In Case You Were Wondering, Yes, Sarah Palin Is A Tim Tebow Fan
“I am so pro Tebow…you know he is unashamed of his savior, Jesus of Nazareth. He knows that Jesus is gonna rock your world when you give it all over to him.”
Really, we can't make this stuff up.
I'm glad Palin clarified that she was talking about the Jesus from Nazareth, and not Jesús of Vegas, who hooked me up with some sweet Ray-Bans last summer. He definitely rocked my world. Keep on rockin' in the free world, Jesús...to that crazy casbah sound.
10 Things We Learned: Upsetting Week 15 edition
But Tebow played a heck of a good game against the Patriots, and his performance should be extremely encouraging to Broncos fans and management.

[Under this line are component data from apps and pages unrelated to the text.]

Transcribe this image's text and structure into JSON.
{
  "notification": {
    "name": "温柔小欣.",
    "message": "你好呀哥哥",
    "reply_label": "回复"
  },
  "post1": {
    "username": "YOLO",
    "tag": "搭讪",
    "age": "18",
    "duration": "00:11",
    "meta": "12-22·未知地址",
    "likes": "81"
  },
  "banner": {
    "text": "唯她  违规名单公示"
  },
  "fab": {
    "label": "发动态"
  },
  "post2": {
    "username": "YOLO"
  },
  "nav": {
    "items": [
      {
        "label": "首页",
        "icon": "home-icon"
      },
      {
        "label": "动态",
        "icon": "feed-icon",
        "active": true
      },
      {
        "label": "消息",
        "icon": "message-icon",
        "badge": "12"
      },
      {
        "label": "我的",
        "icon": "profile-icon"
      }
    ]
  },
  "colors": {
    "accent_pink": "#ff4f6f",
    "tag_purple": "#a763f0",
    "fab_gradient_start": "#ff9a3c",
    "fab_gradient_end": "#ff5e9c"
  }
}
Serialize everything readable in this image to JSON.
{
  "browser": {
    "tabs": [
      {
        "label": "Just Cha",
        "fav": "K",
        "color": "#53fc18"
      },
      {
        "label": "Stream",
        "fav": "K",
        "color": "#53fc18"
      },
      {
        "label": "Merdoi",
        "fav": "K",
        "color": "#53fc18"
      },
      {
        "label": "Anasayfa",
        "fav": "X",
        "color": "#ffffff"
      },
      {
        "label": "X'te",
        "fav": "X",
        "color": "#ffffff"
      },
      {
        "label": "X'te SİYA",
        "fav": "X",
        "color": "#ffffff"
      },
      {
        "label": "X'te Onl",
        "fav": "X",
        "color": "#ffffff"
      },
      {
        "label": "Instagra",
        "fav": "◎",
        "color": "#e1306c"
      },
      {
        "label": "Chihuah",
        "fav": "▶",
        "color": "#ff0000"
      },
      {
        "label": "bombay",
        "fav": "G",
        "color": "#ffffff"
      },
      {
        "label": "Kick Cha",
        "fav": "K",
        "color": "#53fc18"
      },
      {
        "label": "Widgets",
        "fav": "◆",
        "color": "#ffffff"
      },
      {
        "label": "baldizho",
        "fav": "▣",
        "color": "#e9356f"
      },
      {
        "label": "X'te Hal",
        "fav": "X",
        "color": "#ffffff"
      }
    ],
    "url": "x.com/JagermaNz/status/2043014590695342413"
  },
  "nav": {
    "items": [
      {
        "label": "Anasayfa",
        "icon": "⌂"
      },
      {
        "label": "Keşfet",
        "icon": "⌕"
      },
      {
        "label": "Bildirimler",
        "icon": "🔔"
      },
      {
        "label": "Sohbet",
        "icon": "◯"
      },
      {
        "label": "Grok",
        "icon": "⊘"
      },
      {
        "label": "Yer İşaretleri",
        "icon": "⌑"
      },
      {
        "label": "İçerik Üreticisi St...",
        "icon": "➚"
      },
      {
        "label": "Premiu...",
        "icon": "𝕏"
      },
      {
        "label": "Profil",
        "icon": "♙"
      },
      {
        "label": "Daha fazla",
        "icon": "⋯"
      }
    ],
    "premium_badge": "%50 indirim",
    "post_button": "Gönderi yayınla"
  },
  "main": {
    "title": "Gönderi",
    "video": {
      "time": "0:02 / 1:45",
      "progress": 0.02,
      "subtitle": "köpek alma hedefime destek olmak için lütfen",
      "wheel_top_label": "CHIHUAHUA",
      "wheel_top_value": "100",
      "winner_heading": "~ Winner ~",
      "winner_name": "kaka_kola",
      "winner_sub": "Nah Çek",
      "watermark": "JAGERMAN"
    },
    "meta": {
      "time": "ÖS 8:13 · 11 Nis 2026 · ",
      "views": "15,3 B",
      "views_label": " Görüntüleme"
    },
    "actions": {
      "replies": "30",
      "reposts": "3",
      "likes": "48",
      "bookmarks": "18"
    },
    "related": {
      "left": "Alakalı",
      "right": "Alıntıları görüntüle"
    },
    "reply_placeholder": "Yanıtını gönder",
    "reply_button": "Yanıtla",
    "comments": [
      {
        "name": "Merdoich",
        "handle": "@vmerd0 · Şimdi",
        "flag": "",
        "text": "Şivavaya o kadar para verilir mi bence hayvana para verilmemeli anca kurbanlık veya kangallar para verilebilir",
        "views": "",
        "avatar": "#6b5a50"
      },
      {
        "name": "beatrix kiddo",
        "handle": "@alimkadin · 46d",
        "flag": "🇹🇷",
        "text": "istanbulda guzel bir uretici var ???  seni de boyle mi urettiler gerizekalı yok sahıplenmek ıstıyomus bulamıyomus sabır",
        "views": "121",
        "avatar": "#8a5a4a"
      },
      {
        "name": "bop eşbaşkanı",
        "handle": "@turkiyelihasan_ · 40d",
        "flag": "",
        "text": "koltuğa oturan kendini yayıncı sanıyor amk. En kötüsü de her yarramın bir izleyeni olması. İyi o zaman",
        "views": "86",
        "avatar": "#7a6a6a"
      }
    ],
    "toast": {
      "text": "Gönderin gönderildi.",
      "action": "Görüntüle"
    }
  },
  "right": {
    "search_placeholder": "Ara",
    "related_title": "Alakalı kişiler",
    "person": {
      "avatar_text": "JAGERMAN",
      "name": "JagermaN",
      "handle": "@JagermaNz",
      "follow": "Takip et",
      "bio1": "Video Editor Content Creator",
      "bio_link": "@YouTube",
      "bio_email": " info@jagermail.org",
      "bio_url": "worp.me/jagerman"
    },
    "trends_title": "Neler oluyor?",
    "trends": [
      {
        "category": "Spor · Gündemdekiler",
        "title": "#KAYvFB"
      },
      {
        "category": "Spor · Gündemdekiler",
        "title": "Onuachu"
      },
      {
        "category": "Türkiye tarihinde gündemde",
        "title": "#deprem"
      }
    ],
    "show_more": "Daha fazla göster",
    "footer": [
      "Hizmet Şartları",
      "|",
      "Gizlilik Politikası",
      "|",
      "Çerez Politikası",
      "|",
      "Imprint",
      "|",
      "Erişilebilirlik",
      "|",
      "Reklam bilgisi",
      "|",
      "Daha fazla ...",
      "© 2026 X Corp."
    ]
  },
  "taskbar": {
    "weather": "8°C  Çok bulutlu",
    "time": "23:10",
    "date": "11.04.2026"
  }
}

He’s shown huge improvement in just a half-season of play, going from a quarterback who couldn’t be trusted to make the simplest throws to a guy who had more than a few nice tosses against a willing New England defense. Assuming he can turn about 10 percent of his throws from errant to on-the-mark, he’s going to be a good one.
The debate over what the Broncos want to do next year should be moot. They hired John Fox to bring toughness and running to the organization, and with Tebow they’re in extremely good position to do that. If your QB has six turnovers in nine starts, in his first real action? You stick with that guy, period.
Happy Monday, friends. Even after a loss on Sunday, the Broncos are in very strong shape to make the playoffs as either the AFC West champion or as a Wild Card. Winning games in your division is of major importance, but winning ones in your conference ends up being very helpful to tiebreakers, as well. Let's examine the various paths the Broncos have into the postseason. The Broncos have earned their strong position by winning in the division, and by beating teams like Cincinnati and the Jets within the conference.
You can test these and other scenarios using ESPN's Playoff Machine, which is pretty cool.